Identify all lines in the data containing the string "transphobic". Copy them out.

═══ Dataset records ═══

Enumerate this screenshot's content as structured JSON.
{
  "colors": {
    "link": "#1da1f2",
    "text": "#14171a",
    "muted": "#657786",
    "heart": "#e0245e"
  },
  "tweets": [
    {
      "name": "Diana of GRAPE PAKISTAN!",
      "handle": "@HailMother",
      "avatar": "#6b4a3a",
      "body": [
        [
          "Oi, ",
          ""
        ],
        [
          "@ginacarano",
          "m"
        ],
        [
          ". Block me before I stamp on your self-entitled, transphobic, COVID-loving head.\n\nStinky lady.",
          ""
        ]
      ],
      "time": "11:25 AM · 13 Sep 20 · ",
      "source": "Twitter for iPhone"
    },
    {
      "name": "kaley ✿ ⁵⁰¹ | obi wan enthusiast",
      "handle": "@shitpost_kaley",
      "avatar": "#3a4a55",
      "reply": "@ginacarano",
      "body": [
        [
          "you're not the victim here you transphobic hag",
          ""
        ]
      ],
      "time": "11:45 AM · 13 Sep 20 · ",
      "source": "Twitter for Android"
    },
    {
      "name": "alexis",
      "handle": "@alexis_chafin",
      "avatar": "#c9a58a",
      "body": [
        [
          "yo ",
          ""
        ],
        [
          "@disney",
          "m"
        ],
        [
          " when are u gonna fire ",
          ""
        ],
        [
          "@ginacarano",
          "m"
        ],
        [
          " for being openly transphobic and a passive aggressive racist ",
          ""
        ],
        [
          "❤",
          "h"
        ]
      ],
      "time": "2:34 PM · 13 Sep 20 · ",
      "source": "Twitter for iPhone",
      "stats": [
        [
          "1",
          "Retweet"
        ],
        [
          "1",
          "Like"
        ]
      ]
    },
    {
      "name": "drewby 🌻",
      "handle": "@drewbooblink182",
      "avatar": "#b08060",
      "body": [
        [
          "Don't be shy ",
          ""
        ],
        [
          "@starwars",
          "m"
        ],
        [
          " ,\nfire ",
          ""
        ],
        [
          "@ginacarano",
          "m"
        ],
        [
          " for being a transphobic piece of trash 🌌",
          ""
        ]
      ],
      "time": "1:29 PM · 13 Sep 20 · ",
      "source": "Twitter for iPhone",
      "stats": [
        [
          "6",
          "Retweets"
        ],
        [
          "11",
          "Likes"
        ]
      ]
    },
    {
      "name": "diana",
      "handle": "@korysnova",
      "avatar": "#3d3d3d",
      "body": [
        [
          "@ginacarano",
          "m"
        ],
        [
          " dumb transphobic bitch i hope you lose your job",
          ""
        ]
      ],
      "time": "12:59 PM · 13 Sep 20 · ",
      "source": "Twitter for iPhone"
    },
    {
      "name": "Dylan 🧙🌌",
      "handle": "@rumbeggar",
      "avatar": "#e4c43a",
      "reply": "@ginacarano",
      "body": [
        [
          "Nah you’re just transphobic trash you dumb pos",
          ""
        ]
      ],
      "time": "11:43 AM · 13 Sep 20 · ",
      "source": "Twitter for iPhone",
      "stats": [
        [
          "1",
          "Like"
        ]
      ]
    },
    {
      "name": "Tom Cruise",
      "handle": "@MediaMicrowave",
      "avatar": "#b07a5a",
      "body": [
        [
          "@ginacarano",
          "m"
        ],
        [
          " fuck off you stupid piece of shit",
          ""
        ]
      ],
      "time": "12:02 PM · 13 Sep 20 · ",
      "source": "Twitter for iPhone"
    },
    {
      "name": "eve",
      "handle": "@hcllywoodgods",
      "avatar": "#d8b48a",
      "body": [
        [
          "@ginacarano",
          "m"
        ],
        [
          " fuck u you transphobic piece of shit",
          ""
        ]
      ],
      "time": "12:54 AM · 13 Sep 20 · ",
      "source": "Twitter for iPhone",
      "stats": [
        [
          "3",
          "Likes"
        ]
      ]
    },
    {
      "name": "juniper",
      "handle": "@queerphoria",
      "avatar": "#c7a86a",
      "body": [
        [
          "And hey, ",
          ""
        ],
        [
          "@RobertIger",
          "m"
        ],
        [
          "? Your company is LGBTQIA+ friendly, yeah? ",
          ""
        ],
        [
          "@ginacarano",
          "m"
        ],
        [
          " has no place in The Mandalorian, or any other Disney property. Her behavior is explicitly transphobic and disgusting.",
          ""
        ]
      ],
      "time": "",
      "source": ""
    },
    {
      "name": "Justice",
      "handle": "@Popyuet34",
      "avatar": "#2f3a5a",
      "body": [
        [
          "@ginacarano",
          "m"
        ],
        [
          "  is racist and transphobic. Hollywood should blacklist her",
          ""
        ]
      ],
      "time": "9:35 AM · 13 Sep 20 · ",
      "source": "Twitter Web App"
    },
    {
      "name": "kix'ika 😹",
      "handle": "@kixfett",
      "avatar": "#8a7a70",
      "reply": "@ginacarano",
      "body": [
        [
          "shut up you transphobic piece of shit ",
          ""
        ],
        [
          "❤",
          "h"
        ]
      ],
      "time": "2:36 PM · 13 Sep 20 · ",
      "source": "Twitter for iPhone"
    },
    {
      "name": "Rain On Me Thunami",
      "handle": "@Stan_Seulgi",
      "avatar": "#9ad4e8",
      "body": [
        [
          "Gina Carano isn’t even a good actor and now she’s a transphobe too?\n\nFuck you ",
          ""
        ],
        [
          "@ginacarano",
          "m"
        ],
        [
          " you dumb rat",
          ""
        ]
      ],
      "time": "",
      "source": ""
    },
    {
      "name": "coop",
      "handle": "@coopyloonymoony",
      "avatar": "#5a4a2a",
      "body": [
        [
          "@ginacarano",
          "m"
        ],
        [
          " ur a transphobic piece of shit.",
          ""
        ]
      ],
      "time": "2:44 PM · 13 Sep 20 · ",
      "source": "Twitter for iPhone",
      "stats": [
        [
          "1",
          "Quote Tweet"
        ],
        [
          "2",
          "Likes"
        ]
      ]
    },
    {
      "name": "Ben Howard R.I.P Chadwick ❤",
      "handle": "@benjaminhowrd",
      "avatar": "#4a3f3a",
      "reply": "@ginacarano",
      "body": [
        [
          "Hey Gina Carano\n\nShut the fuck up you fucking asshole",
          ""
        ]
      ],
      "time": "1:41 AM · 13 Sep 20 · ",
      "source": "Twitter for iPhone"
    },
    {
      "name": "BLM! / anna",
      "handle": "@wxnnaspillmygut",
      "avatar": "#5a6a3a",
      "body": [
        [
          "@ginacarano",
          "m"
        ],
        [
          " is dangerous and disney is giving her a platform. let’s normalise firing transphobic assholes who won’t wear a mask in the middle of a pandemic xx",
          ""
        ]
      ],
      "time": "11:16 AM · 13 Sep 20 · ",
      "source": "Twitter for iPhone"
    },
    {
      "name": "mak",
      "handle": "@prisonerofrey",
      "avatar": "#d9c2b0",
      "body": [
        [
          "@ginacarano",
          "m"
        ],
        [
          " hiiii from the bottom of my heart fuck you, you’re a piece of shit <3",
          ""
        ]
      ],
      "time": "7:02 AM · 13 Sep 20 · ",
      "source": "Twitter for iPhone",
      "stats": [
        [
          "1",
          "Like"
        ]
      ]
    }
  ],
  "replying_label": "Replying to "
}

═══

Solution
          ". Block me before I stamp on your self-entitled, transphobic, COVID-loving head.\n\nStinky lady.",
          "you're not the victim here you transphobic hag",
          " for being openly transphobic and a passive aggressive racist ",
          " for being a transphobic piece of trash 🌌",
          " dumb transphobic bitch i hope you lose your job",
          "Nah you’re just transphobic trash you dumb pos",
          " fuck u you transphobic piece of shit",
          " has no place in The Mandalorian, or any other Disney property. Her behavior is explicitly transphobic and disgusting.",
          "  is racist and transphobic. Hollywood should blacklist her",
          "shut up you transphobic piece of shit ",
          " ur a transphobic piece of shit.",
          " is dangerous and disney is giving her a platform. let’s normalise firing transphobic assholes who won’t wear a mask in the middle of a pandemic xx",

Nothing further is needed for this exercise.